Another very well-known blogger, Kris Dunn, will be moderating a Bloggers' Insights Panel. Why are all these bloggers suddenly involved with HR Technology®? The first reason is, we're simply exploiting child labor. Secondly, they represent the new voices in HR, and we should all be listening.
The way I make Twitter an asset to my career -- as well as have some fun -- is for self-promotion. (No one who knows me would be a bit surprised at that.) Whenever one of my columns goes online, I create a shortcut to it on the free bit.ly service.
Then I tweet about it with the shortcut and I can track every click on it. People who follow me read the column, and if they like it, re-tweet (RT) to all their followers. Soon people I never heard of are RTing the column to their followers. This is the essence of "viral" and is a limited example of what they told us during the AIDS epidemic: Sleep with one person and you're sleeping with everyone they've slept with and ultimately, by extension, the entire world.
Happily, Twitter involves no exchanges of bodily fluids.
The fun is going back to bit.ly during this process and checking its real-time bar graph showing each time someone reads the column every 30 seconds! Was that bar I just saw moving by you? It's a kick, but nothing like the day HREOnlineTM sends out 85,000 e-mails promoting my column with the same link and the graph goes berserk. I can waste hours gazing at it.
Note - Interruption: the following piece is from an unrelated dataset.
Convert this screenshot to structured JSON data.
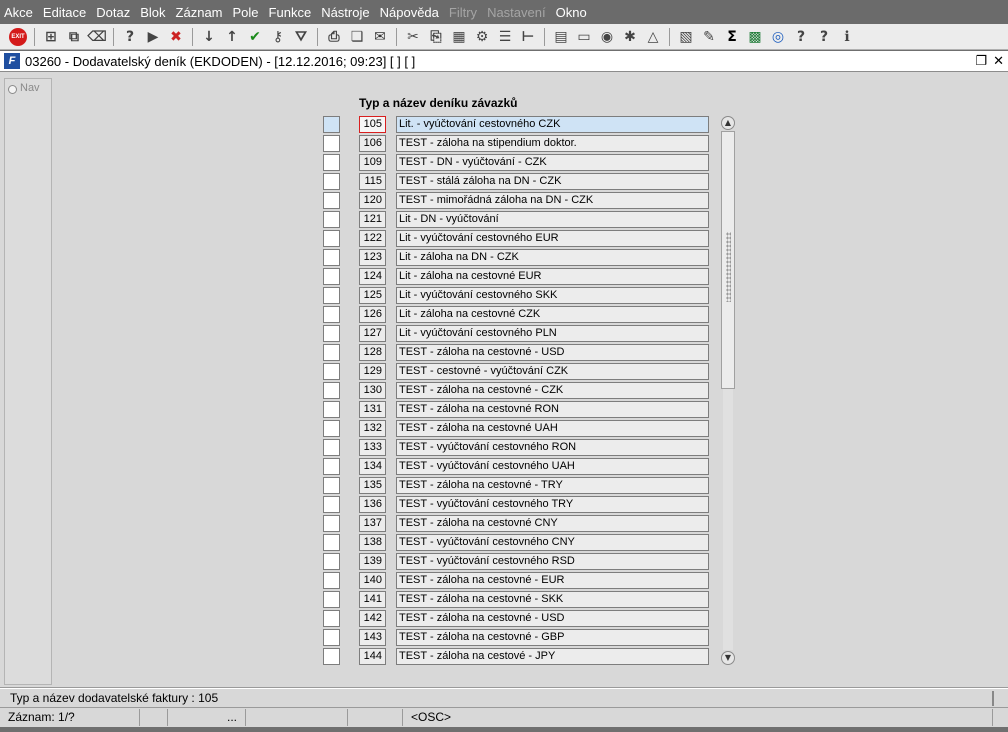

I figure that's the new age equivalent of getting on the New York subway in the morning 25 years ago when I worked for the New York Daily News and seeing people read my stuff written the night before. Hardly the same emotional satisfaction, but the next best thing available.
Finally, the conference will feature "The Great Technology Debate" between Naomi and Gartner's Jim Holincheck. I simply don't know anyone who knows more about HR technology than these two, do you? They are the longest veterans of the Analyst Panel, which their debate is replacing, and they have very different presentation styles. Call it Northeast by Midwest.
They also have true disagreements above the level of minutia, and the questions they will debate cover the landscape from talent management and Fusion, workforce planning and analytics, and SaaS and the convergence of social software with enterprise applications.
Have a better question than those? Come ask it yourself, either at the debate or in the smaller Q&A sessions they'll be hosting in the afternoon along with three other experts.
As Workday and PeopleSoft founder Dave Duffield says, "Everyone goes to HR Technology® because everyone is there." I hope you will be, too, in Chicago.
HR Technology Columnist
Bill Kutik is co-chairman of the 13th Annual HR Technology® Conference & Exposition in Chicago, Sept. 29 to Oct. 1, 2010.
Many discounts expire on Friday, September 10.
You can comment on this column at the Conference LinkedIn Group , which
does not require prior attendance to join. He is also host of The Bill
Kutik Radio Show ®. He can be reached at firstname.lastname@example.org.